PROVIDED RECORDS:
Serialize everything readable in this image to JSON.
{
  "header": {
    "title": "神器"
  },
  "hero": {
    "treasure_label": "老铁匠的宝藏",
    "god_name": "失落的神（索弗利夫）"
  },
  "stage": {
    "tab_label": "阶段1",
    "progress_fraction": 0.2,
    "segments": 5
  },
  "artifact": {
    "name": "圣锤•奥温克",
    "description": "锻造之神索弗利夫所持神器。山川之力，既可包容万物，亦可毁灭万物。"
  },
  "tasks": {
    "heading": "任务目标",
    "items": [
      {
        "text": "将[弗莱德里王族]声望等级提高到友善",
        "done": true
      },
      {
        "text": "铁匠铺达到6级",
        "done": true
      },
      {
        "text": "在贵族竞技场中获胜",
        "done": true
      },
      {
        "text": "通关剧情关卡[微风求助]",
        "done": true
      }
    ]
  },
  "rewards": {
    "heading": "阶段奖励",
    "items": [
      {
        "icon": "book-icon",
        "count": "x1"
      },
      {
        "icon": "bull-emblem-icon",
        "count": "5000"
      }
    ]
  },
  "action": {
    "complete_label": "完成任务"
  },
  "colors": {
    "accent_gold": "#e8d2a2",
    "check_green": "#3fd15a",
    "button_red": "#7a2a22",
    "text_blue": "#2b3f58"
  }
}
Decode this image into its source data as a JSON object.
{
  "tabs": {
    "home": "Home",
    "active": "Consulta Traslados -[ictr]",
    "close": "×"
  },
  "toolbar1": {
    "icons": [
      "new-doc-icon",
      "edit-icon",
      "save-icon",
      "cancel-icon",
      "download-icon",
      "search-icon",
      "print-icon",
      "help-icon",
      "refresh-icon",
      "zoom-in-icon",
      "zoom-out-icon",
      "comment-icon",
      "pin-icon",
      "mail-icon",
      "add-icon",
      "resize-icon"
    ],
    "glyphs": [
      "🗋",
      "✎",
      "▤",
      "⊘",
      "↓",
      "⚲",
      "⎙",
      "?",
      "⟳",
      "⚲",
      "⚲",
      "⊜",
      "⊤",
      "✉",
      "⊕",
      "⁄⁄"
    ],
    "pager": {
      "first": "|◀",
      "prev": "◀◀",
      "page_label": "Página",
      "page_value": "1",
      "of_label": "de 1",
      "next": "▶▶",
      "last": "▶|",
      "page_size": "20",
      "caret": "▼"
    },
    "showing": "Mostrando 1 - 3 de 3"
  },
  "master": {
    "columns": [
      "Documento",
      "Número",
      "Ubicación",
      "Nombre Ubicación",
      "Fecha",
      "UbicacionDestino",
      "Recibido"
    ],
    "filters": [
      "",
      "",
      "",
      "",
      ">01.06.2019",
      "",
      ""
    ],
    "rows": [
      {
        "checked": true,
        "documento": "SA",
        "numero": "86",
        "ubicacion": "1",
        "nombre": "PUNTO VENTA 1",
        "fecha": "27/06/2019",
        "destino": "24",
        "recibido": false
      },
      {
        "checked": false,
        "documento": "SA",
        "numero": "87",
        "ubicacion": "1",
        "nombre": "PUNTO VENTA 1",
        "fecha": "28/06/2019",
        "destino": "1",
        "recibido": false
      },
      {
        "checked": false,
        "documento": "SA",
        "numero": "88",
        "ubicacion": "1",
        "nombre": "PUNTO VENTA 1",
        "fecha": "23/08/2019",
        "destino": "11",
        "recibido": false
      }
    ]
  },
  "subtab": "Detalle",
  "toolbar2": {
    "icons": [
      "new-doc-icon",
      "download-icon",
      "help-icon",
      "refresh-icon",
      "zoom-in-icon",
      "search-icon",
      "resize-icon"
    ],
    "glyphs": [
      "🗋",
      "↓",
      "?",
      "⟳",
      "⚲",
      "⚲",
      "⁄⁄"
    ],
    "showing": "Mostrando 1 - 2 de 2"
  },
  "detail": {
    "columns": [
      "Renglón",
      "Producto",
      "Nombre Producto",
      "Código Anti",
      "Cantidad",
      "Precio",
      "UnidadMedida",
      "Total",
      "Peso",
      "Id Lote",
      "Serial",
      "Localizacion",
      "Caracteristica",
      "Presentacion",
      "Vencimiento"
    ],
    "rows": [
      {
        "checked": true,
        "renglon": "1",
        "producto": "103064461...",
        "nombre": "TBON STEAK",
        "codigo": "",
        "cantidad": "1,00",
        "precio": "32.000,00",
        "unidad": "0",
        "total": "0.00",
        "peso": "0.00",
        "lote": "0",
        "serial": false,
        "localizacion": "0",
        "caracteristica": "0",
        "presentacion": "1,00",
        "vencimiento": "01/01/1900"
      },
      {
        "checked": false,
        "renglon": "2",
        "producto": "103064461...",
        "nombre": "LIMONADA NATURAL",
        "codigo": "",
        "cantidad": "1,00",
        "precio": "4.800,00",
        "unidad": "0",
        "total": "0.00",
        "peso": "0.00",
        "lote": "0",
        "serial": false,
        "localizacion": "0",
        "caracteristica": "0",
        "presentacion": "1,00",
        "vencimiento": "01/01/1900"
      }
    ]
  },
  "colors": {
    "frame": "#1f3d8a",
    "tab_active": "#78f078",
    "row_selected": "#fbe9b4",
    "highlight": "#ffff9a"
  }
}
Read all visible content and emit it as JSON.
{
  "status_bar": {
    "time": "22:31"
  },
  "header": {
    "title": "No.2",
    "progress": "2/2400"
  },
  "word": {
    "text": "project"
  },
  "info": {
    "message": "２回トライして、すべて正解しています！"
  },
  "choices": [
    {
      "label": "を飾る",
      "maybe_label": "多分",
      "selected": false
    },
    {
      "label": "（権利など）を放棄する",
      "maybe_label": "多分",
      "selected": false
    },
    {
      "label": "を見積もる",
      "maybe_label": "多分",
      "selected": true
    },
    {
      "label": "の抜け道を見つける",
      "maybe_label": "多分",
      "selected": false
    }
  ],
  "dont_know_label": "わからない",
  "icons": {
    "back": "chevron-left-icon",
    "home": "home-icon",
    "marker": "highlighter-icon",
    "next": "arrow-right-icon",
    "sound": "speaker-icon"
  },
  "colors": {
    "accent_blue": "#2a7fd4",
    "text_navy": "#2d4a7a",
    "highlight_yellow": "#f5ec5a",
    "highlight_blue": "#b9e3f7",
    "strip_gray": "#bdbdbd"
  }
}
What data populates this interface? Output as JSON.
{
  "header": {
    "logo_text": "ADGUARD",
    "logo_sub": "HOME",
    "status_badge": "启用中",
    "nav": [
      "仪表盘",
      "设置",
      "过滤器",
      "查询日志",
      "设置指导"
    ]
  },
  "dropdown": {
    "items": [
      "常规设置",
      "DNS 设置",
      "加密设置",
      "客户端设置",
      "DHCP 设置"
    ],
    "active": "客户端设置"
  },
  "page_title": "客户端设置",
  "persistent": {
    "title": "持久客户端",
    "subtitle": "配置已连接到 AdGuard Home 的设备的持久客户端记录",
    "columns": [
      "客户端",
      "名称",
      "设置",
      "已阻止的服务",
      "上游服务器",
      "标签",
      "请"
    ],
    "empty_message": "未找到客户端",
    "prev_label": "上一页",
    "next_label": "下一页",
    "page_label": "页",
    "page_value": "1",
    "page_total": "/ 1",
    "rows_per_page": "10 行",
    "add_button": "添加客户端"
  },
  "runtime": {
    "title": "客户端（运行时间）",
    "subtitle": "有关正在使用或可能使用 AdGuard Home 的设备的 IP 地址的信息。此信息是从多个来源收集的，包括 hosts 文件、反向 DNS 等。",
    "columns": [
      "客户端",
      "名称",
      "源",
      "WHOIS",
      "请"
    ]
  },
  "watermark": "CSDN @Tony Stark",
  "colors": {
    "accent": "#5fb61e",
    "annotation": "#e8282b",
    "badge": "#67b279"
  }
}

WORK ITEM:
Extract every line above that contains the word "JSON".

EXERCISE SOLUTION:
Serialize everything readable in this image to JSON.
Decode this image into its source data as a JSON object.
Read all visible content and emit it as JSON.
What data populates this interface? Output as JSON.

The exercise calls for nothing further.